WHAT IS EXPECTED =>
Every entry below should appear in the answer exactly as written, apart from the pictures.

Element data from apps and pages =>
######

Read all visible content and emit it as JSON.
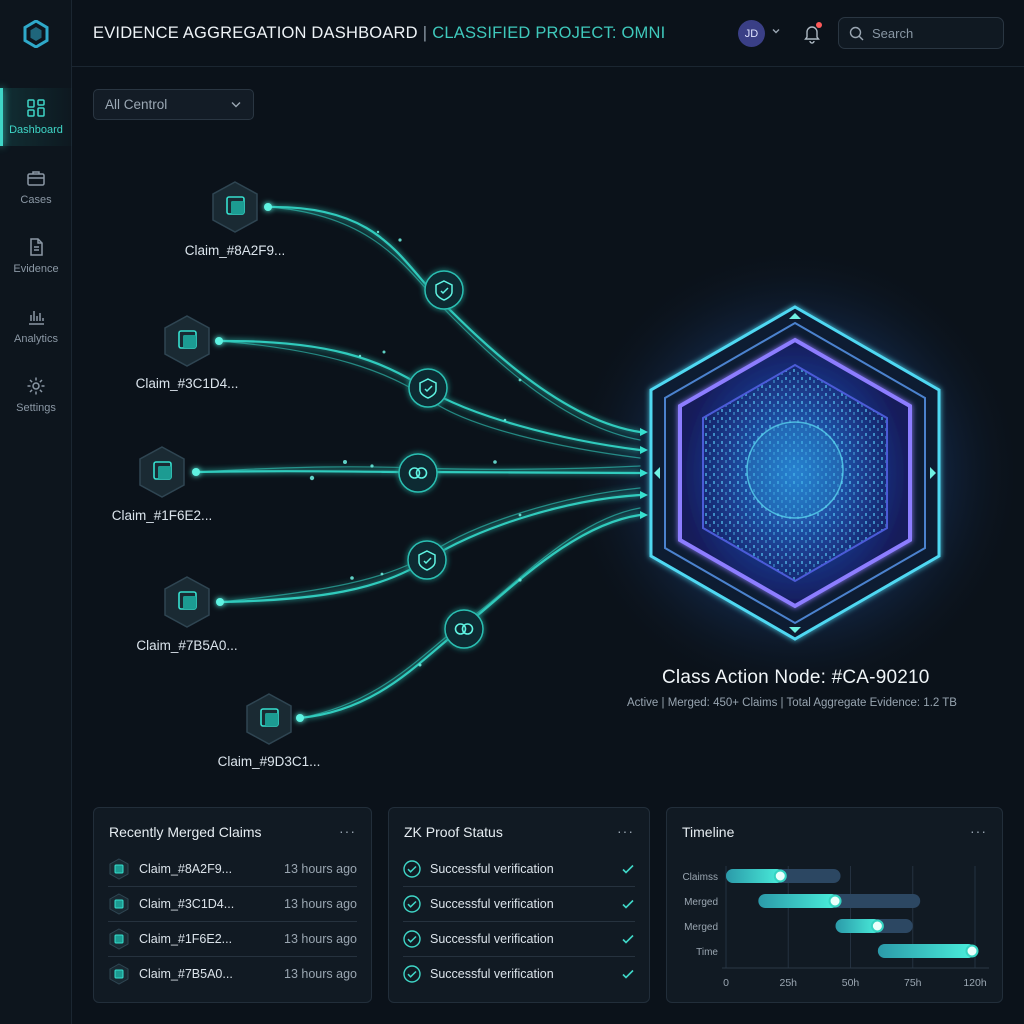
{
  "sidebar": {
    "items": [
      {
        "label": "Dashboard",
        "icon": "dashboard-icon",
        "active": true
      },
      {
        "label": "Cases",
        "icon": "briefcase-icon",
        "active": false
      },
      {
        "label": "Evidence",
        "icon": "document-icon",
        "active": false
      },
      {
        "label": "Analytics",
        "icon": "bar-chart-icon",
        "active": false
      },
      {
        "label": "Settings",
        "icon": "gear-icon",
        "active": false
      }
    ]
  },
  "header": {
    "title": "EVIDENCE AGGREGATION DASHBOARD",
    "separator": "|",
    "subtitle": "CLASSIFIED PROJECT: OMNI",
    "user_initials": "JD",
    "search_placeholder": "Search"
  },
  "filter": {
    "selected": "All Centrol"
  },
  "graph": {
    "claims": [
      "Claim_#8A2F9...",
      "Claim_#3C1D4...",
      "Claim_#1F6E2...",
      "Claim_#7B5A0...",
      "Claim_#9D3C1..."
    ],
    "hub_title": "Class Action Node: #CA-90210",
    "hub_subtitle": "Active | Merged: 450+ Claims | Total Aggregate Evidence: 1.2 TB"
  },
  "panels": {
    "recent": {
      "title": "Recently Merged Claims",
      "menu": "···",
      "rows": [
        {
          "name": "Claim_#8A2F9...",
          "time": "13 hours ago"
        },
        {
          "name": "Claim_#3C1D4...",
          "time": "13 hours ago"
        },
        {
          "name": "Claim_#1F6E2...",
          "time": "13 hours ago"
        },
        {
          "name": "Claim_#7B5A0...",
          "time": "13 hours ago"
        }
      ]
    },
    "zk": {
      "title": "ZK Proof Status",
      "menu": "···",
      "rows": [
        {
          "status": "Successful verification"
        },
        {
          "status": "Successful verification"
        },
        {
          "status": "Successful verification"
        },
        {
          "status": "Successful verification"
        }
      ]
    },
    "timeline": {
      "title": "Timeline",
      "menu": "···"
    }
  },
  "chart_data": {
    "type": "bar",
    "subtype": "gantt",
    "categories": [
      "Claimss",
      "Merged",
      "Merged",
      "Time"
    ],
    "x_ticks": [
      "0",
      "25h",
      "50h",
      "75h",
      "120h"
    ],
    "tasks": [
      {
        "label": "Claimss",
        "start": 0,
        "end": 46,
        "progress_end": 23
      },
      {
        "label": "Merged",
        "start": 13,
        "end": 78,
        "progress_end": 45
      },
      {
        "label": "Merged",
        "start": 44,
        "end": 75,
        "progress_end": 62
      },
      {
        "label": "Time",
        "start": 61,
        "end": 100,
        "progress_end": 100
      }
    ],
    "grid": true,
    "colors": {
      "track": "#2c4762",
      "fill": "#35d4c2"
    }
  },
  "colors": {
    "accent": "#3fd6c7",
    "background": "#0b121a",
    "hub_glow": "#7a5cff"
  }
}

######

RESPONSE BELOW =>
Read all visible content and emit it as JSON.
{
  "sidebar": {
    "items": [
      {
        "label": "Dashboard",
        "icon": "dashboard-icon",
        "active": true
      },
      {
        "label": "Cases",
        "icon": "briefcase-icon",
        "active": false
      },
      {
        "label": "Evidence",
        "icon": "document-icon",
        "active": false
      },
      {
        "label": "Analytics",
        "icon": "bar-chart-icon",
        "active": false
      },
      {
        "label": "Settings",
        "icon": "gear-icon",
        "active": false
      }
    ]
  },
  "header": {
    "title": "EVIDENCE AGGREGATION DASHBOARD",
    "separator": "|",
    "subtitle": "CLASSIFIED PROJECT: OMNI",
    "user_initials": "JD",
    "search_placeholder": "Search"
  },
  "filter": {
    "selected": "All Centrol"
  },
  "graph": {
    "claims": [
      "Claim_#8A2F9...",
      "Claim_#3C1D4...",
      "Claim_#1F6E2...",
      "Claim_#7B5A0...",
      "Claim_#9D3C1..."
    ],
    "hub_title": "Class Action Node: #CA-90210",
    "hub_subtitle": "Active | Merged: 450+ Claims | Total Aggregate Evidence: 1.2 TB"
  },
  "panels": {
    "recent": {
      "title": "Recently Merged Claims",
      "menu": "···",
      "rows": [
        {
          "name": "Claim_#8A2F9...",
          "time": "13 hours ago"
        },
        {
          "name": "Claim_#3C1D4...",
          "time": "13 hours ago"
        },
        {
          "name": "Claim_#1F6E2...",
          "time": "13 hours ago"
        },
        {
          "name": "Claim_#7B5A0...",
          "time": "13 hours ago"
        }
      ]
    },
    "zk": {
      "title": "ZK Proof Status",
      "menu": "···",
      "rows": [
        {
          "status": "Successful verification"
        },
        {
          "status": "Successful verification"
        },
        {
          "status": "Successful verification"
        },
        {
          "status": "Successful verification"
        }
      ]
    },
    "timeline": {
      "title": "Timeline",
      "menu": "···"
    }
  },
  "chart_data": {
    "type": "bar",
    "subtype": "gantt",
    "categories": [
      "Claimss",
      "Merged",
      "Merged",
      "Time"
    ],
    "x_ticks": [
      "0",
      "25h",
      "50h",
      "75h",
      "120h"
    ],
    "tasks": [
      {
        "label": "Claimss",
        "start": 0,
        "end": 46,
        "progress_end": 23
      },
      {
        "label": "Merged",
        "start": 13,
        "end": 78,
        "progress_end": 45
      },
      {
        "label": "Merged",
        "start": 44,
        "end": 75,
        "progress_end": 62
      },
      {
        "label": "Time",
        "start": 61,
        "end": 100,
        "progress_end": 100
      }
    ],
    "grid": true,
    "colors": {
      "track": "#2c4762",
      "fill": "#35d4c2"
    }
  },
  "colors": {
    "accent": "#3fd6c7",
    "background": "#0b121a",
    "hub_glow": "#7a5cff"
  }
}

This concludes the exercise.